» Given records
>>>

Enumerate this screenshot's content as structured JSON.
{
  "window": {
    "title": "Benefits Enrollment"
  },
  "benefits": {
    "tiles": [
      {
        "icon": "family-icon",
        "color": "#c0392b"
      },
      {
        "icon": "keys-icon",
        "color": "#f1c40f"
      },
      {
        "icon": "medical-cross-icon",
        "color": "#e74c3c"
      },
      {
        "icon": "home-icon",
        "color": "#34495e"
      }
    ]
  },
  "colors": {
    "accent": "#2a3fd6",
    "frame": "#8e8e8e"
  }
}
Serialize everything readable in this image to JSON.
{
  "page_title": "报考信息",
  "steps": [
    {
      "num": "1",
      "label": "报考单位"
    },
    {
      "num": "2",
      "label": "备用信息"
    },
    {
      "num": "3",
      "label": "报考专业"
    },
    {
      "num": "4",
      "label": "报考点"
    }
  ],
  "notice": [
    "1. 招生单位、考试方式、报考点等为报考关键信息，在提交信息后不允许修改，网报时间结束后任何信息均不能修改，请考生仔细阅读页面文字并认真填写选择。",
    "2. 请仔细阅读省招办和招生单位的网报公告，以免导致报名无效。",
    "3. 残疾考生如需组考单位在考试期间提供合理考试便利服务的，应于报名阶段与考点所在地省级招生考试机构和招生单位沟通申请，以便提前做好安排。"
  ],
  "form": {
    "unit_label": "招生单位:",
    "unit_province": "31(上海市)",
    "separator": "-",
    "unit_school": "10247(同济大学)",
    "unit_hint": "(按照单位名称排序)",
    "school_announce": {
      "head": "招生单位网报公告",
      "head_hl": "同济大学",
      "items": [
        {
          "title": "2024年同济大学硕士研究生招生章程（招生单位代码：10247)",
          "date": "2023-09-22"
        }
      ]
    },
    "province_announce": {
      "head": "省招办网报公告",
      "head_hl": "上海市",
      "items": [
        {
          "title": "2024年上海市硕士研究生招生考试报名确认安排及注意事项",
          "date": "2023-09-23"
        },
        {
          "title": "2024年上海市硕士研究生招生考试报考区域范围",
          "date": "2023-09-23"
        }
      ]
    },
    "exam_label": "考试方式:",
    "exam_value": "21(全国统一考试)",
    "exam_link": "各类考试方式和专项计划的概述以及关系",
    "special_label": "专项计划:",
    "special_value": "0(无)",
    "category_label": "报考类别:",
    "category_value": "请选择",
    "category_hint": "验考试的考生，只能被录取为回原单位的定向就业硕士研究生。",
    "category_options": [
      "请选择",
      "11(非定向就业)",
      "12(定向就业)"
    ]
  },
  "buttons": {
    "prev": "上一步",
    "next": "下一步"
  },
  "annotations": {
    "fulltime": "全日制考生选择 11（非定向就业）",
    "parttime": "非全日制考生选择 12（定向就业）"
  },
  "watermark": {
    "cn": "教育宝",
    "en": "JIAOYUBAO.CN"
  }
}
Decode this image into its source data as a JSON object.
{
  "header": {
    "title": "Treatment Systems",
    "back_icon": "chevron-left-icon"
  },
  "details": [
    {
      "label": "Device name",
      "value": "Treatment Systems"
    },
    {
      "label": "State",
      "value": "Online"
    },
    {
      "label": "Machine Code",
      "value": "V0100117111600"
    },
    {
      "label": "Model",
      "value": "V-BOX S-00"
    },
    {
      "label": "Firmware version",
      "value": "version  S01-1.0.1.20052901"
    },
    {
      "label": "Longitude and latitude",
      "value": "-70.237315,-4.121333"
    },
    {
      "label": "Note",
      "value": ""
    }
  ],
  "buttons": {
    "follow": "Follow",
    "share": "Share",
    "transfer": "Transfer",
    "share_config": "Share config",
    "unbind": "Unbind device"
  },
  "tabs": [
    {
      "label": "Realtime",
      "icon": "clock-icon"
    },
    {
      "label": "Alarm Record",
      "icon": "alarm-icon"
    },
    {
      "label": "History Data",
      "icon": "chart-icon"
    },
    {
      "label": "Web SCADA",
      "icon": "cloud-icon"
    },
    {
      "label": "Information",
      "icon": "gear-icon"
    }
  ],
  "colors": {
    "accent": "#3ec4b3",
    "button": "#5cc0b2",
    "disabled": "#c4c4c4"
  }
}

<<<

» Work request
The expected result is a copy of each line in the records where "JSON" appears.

» Result for this task
Enumerate this screenshot's content as structured JSON.
Serialize everything readable in this image to JSON.
Decode this image into its source data as a JSON object.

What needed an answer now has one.